that the level 2 space construction was going to lag significantly behind the other three floors by several months. This was problematic because the balancing scheme up to the final floor level 2 utilized the stairwells as the return air path. But the owner would be occupying levels 1, 3 and 4 well in advance of level 2 being clean enough to open it to the return ductwork. And once levels 1, 3 and 4 were occupied, the stairwell doors would need to remain closed for life safety concerns. Another strategy needed to be considered. It was finally decided that the engineer of record would design a special filter rack to be attached to the level 2 return ductwork, thereby allowing it to be connected to the return air plenums (See figure 4). The exhaust fans served multiple floors via risers. However, their airflows were negligible in comparison to the return airflows. As a result, it was decided that the exhaust fans could be balanced as soon as the floors they served were clean.

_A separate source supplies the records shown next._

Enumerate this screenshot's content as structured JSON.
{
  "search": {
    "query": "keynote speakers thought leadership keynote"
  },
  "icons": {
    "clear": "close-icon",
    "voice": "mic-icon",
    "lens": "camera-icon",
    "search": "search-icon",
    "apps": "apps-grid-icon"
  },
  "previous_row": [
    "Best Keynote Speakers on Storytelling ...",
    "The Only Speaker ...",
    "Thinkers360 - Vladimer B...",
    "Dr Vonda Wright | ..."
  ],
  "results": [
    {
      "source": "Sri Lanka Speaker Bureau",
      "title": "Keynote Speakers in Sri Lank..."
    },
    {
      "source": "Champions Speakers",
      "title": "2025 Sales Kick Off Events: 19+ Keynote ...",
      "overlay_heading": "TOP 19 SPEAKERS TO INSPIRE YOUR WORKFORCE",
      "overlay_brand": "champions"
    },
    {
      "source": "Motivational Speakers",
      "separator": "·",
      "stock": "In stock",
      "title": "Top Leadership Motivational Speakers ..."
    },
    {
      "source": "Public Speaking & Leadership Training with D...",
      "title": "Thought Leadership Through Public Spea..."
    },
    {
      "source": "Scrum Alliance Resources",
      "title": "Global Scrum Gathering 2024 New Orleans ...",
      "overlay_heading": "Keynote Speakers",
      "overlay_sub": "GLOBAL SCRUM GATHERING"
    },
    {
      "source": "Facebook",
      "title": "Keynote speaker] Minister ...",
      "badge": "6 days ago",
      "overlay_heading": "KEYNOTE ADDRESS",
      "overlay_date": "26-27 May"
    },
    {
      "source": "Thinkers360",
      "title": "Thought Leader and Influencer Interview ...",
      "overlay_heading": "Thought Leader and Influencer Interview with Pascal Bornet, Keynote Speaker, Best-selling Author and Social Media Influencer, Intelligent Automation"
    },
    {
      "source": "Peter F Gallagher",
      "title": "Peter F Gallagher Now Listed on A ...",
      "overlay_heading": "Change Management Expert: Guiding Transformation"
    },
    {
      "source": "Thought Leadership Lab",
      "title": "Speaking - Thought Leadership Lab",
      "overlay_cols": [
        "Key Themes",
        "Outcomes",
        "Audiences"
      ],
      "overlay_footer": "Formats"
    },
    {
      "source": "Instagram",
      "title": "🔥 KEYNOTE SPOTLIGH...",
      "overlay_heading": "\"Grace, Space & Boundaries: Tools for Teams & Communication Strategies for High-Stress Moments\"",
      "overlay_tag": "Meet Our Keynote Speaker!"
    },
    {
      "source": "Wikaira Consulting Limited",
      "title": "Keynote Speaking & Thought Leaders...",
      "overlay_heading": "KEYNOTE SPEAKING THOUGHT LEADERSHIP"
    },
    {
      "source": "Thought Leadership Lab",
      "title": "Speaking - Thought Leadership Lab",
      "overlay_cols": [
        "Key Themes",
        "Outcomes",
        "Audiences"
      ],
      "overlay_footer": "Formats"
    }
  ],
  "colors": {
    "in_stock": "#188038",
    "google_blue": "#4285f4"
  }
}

In order to verify the functionality of the AHU sequences of operation, each of the seven AHUs would have its functional test performed by the CxA once its return air section doors were closed. This would be done for all seven AHUs. Upon completion of the final balance of all seven AHUs by the TAB contractor, a final retest of the seven AHUs would be performed by driving all of them to maximum cooling to verify total system capacity and functionality.